An Anthology in Eleven Volumes. 1891.
Vols. IX–XI: Literature of the Republic, Part IV., 1861–1889

A Picture

By Charles Gamage Eastman (1816–1860)

[Born in Fryeburg, Me., 1816. Died at Montpelier, Vt., 1860. From Poems. Revised and Complete Edition. 1880.]

THE FARMER sat in his easy chair

Smoking his pipe of clay,

While his hale old wife with busy care

Was clearing the dinner away;

A sweet little girl with fine blue eyes

On her grandfather’s knee was catching flies.

The old man laid his hand on her head,

With a tear on his wrinkled face;

He thought how often her mother, dead,

Used to sit in the self-same place;

As the tear stole down from his half-shut eye,

“Don’t smoke!” said the child, “how it makes you cry!”

The house-dog lay, stretched out on the floor

Where the shade after noon used to steal,

The busy old wife by the open door

Was turning the spinning-wheel,

And the old brass clock on the mantletree

Had plodded along to almost three.

Still the farmer sat in his easy chair,

While close to his heaving breast

The moistened brow and the check so fair

Of his sweet grandchild were pressed;

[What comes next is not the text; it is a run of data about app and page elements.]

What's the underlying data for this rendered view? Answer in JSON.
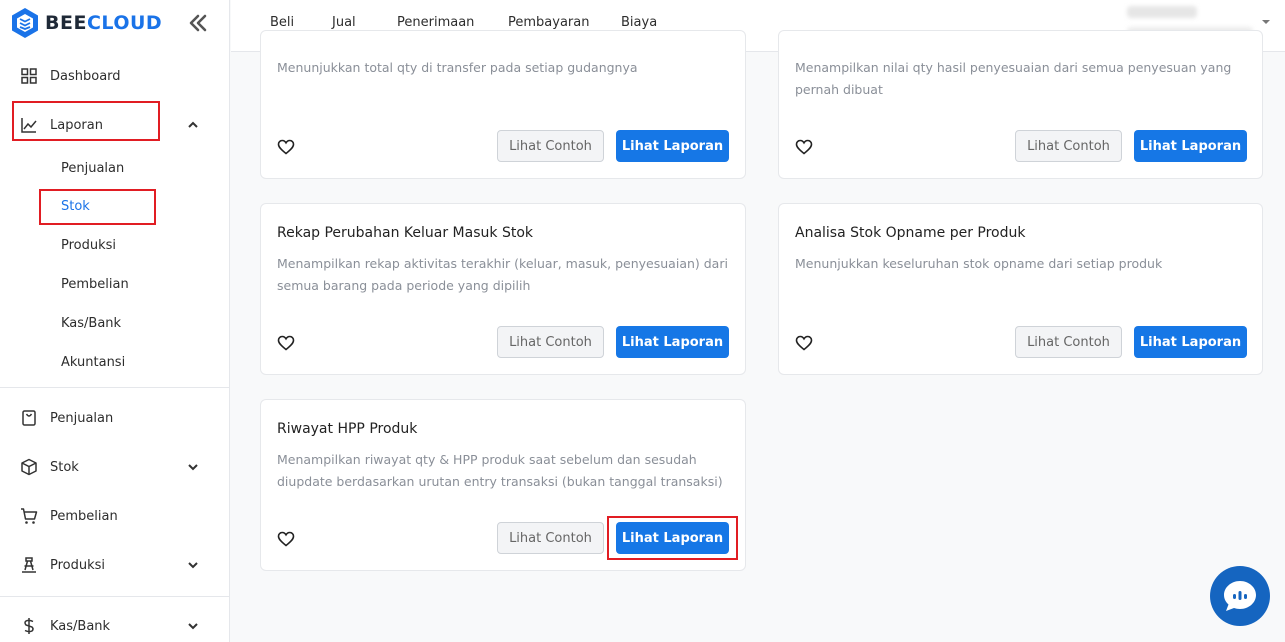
{
  "brand": {
    "name_part1": "BEE",
    "name_part2": "CLOUD"
  },
  "sidebar": {
    "dashboard": "Dashboard",
    "laporan": "Laporan",
    "laporan_sub": [
      "Penjualan",
      "Stok",
      "Produksi",
      "Pembelian",
      "Kas/Bank",
      "Akuntansi"
    ],
    "menu": [
      "Penjualan",
      "Stok",
      "Pembelian",
      "Produksi",
      "Kas/Bank"
    ]
  },
  "topnav": [
    "Beli",
    "Jual",
    "Penerimaan",
    "Pembayaran",
    "Biaya"
  ],
  "cards": [
    {
      "title": "",
      "desc": "Menunjukkan total qty di transfer pada setiap gudangnya"
    },
    {
      "title": "",
      "desc": "Menampilkan nilai qty hasil penyesuaian dari semua penyesuan yang pernah dibuat"
    },
    {
      "title": "Rekap Perubahan Keluar Masuk Stok",
      "desc": "Menampilkan rekap aktivitas terakhir (keluar, masuk, penyesuaian) dari semua barang pada periode yang dipilih"
    },
    {
      "title": "Analisa Stok Opname per Produk",
      "desc": "Menunjukkan keseluruhan stok opname dari setiap produk"
    },
    {
      "title": "Riwayat HPP Produk",
      "desc": "Menampilkan riwayat qty & HPP produk saat sebelum dan sesudah diupdate berdasarkan urutan entry transaksi (bukan tanggal transaksi)"
    }
  ],
  "buttons": {
    "example": "Lihat Contoh",
    "report": "Lihat Laporan"
  },
  "colors": {
    "accent": "#1677e6",
    "highlight": "#e11d23"
  }
}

His head, bent down, on her soft hair lay:

Fast asleep were they both, that summer day!